Frequently Asked Questions
What are surveying tripods used for?
As far as stability and vibration damping are concerned, is a wood tripod better than steel or aluminum?
Why are tripods or three-legged pods used in land surveying instead of pods with four legs?
What are the benefits of using a tripod for leveling?
Can I use a camera tripod instead of a surveyor’s tripod for surveying applications?
How to Set up a Survey Tripod
No matter how advanced a surveying instrument’s technology is, it won’t function optimally when it isn’t stabilized. This is where tripods enter the picture. Surveying tripods mainly serve to keep surveying instruments stable on any kind of terrain. However, when they aren’t properly set up, the mounted instruments will not perform optimally or accurately.
This short video demonstrates how to set up survey tripods properly, and it is particularly helpful for those who are new to using these supporting tools. This video also shows how quick and easy it is to ready tripods for use.

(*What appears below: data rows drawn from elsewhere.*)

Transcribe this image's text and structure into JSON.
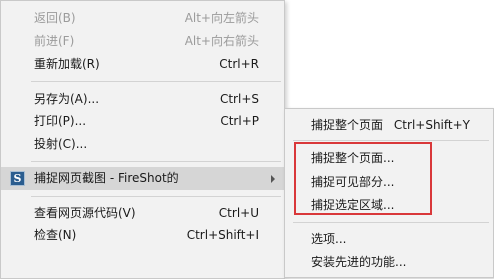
{
  "main_menu": {
    "back": {
      "label": "返回(B)",
      "shortcut": "Alt+向左箭头"
    },
    "forward": {
      "label": "前进(F)",
      "shortcut": "Alt+向右箭头"
    },
    "reload": {
      "label": "重新加载(R)",
      "shortcut": "Ctrl+R"
    },
    "save_as": {
      "label": "另存为(A)...",
      "shortcut": "Ctrl+S"
    },
    "print": {
      "label": "打印(P)...",
      "shortcut": "Ctrl+P"
    },
    "cast": {
      "label": "投射(C)..."
    },
    "fireshot": {
      "label": "捕捉网页截图 - FireShot的",
      "icon": "fireshot-icon",
      "icon_glyph": "S",
      "icon_color": "#2b5d8f"
    },
    "view_source": {
      "label": "查看网页源代码(V)",
      "shortcut": "Ctrl+U"
    },
    "inspect": {
      "label": "检查(N)",
      "shortcut": "Ctrl+Shift+I"
    }
  },
  "submenu": {
    "capture_full": {
      "label": "捕捉整个页面",
      "shortcut": "Ctrl+Shift+Y"
    },
    "capture_full_dialog": {
      "label": "捕捉整个页面..."
    },
    "capture_visible": {
      "label": "捕捉可见部分..."
    },
    "capture_selection": {
      "label": "捕捉选定区域..."
    },
    "options": {
      "label": "选项..."
    },
    "install_advanced": {
      "label": "安装先进的功能..."
    }
  },
  "colors": {
    "menu_background": "#f2f2f2",
    "highlight": "#d6d6d6",
    "disabled_text": "#9b9b9b",
    "annotation_box": "#d9383a"
  }
}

Inaccurate results may mean rework and additional costs, which is why there is no room for error in surveying. For this reason, surveying instruments should be stabilized when in use, especially in outdoor settings with slopes, hills, and other obstructions. The best tool that can provide total stations, transit levels, theodolites, and other instruments with stability is a tripod, which has three legs hinged to a head with mounting screws or a clamp. To assemble the tripod, position its three legs and adjust their lengths first to a convenient and leveled height. After securing the tripod, simply clamp or screw the instrument tightly on the tripod’s head. With this easy setup, surveying instruments can be stable and accurate without requiring much effort. Here on Engineer Warehouse, there are tripods that are specifically designed for a particular surveying instrument, but most of them can be used for all other instruments. They are made with durable materials, such as aluminum, wood, fiberglass, and carbon fiber, to suit harsh outdoor conditions. Some of these tripods are of the elevating type to boost the working range of surveying instruments. With tripods like these, surveying instruments will perform with the highest possible accuracy.